An already underwhelming crop of free agent shortstops has seen Juan Uribe, Jhonny Peralta, and Tsuyoshi Nishioka come off the market and now it sounds like the Rays are ready to trade Jason Bartlett to one of the teams still looking to fill the position.
Bartlett is coming off a sub par season and will likely make about $5 million in 2011 via arbitration before becoming a free agent, but teams with a hole at the position are running out of other options and he’s certainly a solid enough all-around shortstop to be a nice short-term solution.
Buster Olney of ESPN.com reports that “trade talks involving Bartlett have moved to point where the Rays will find an acceptable deal for the shortstop” and previous reports listed the Giants, Cardinals, Orioles, and Nationals among teams interested in him.
Tampa Bay has 25-year-old Reid Brignac ready to step in as the starter, and could use the money saved and players acquired by dealing Bartlett to rebuild the bullpen that figures to lose Joaquin Benoit, Rafael Soriano, and Grant Balfour.
Rick Morissey of the Chicago Sun-Times published an article on Sunday giving a bit of insight into Cubs president of baseball operations Theo Epstein. When Epsten was younger, he dabbled in sportswriting, but quickly realized the trade wasn’t for him.
As Morissey details, when Epstein was 19 years old writing for Yale’s student newspaper, he wrote an article suggesting the school’s football coach should be fired during what would become a 3-7 season. Epstein was told during the meeting that one writer would defend the coach and one would call for his job. “It was a lesson in the way that the world of journalism sometimes works. It was an eye-opener for me. I regret it, and I’ve happily moved on.”
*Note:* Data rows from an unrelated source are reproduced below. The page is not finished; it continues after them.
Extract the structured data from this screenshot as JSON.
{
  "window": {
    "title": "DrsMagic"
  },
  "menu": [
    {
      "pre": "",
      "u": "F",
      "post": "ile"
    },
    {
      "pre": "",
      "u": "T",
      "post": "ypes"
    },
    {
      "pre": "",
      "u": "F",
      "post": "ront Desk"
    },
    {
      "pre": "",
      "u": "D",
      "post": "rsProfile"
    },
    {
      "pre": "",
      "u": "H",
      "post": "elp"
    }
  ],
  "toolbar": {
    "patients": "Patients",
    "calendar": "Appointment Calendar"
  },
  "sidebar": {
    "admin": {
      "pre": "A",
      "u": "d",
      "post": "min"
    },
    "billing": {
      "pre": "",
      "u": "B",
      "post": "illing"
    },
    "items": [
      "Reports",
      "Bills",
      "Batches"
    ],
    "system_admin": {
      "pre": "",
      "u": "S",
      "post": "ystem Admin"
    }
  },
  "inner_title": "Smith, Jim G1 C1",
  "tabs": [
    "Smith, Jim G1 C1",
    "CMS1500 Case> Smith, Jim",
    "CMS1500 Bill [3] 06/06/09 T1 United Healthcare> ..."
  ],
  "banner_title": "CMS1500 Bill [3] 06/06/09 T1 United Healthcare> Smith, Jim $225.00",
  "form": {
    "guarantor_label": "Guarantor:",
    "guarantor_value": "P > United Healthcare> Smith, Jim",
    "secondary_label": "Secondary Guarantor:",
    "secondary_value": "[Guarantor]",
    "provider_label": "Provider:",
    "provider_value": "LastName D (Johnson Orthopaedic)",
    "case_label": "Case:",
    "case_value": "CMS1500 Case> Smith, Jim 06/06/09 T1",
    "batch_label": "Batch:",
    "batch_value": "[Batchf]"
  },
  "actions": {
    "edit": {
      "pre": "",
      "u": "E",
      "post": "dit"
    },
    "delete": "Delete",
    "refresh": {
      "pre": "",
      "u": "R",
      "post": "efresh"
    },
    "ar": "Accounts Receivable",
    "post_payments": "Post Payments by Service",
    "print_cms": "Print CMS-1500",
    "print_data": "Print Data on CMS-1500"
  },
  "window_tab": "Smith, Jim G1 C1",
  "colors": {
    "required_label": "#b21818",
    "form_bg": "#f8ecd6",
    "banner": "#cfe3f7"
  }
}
Epstein continued, “I realized I didn’t want to be a sportswriter when I was interning with the Orioles back in ’92, ’93, ’94. I did do a lot of media-relations stuff, and I saw that the life of a sportswriter is pretty lonely. You kind of work by yourself, sit there by yourself in the press box, go back to the hotel bar. Not to generalize.” He added, “But I really respect writing and respect sportswriters.”
He’s not wrong, and he seems to have found his calling as a front office executive. His Cubs are back in the World Series for the first time since 1945.
Indians second baseman Jason Kipnis tweeted on Sunday, “Got a little too close to [Francisco Lindor] during the celebration!! Freak accident but should be good to go by Tuesday! #cantkeepmeoutofthisgame!”
Per MLB.com’s Jordan Bastian, manager Terry Francona said Kipnis is dealing with a low ankle sprain, but he’s expected to be ready to go when the World Series begins on Tuesday. Kipnis went through fielding drills on Sunday.
Kipnis is hitting .167/.219/.367 with a pair of homers and four RBI in eight games this postseason.